Like patients with particularly trustworthy doctors, customers at the Little Bookshop often come to us with embarrassing questions, one we're often asked in the shop is "Can you help me find a book that will get me back into reading."
Diagnosis: Reader's Block
Reader's Block can come about for a variety of reasons:
Sometimes you feel like you haven't the time to read, and building up the momentum to really get involved with a book gets harder and harder.
Coming to the end of a particularly brilliant book or series of books can leave you feeling like nothing you read next can match up.
And occasionally there's one particular book that bogs you down - which is what happened to me recently - halfway through the book, I stalled and couldn't get back up to my usual pace. Worse, I found that picking up any other book made me feel guilty,so obliged did I feel to finish this book.
The cure for Reader's Block must be administered as quickly as possible to avoid it becoming a habit. The cure is three-pronged and can be summarised as the Three Fs.
Funny - PG Wodehouse is the master of the funny book, but I also love Jonathan Coe and Neil Gaiman for their incredible ability to make me laugh aloud.
Fast-paced - Any book that keeps you turning the pages compulsively is a great cure, this can be a crime series - I love Philip Kerr's Bernie Gunther books for this - but really anything that drives you to know what's going to happen next, for example David Nicholls' One Day.
Familiar - There's nothing like going back to an old favourite book when you're under the weather, and it can be a great way to get yourself back into the reading habit. Any Agatha Christie (preferably one where you've forgotten whodunnit), a favourite children's book (Little Women is always my first choice here, or another classic (Reader's Block is a great excuse to re-read Jane Austen).
My own recent bout of Reader's Block was ultimately cured with a combination of the three Fs. Amy Bloom's Where the God of Love Hangs Out, a collection of interlinking short stories, walks an elegant line between humour and poignance.

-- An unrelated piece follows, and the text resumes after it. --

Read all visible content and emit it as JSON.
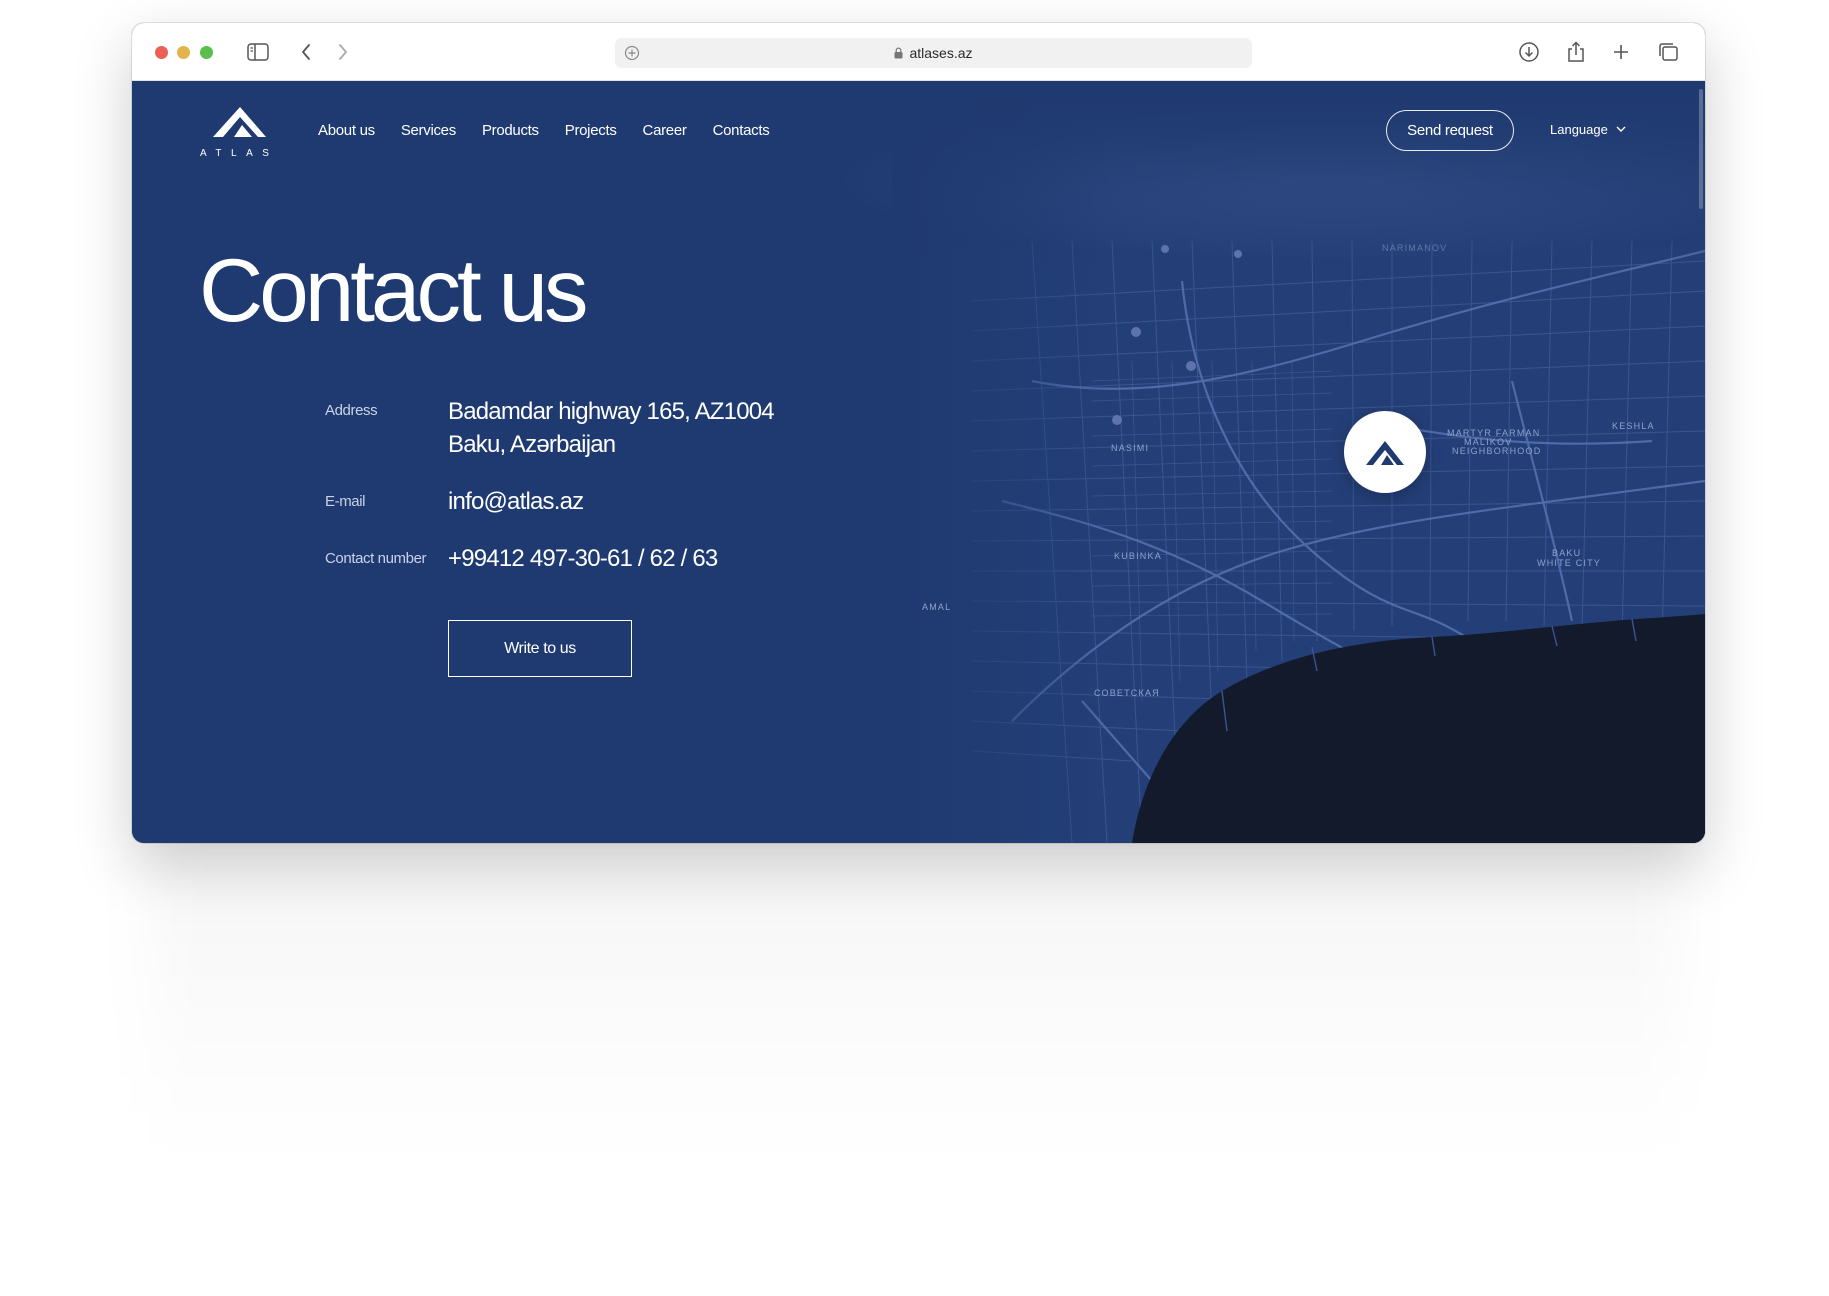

I found James Frey's Final Testament of the Holy Bible absolutely gripping, and I had to know how it ended. And in memory of Diana Wynne Jones, I re-read my well-worn copy of The Lives of Christopher Chant.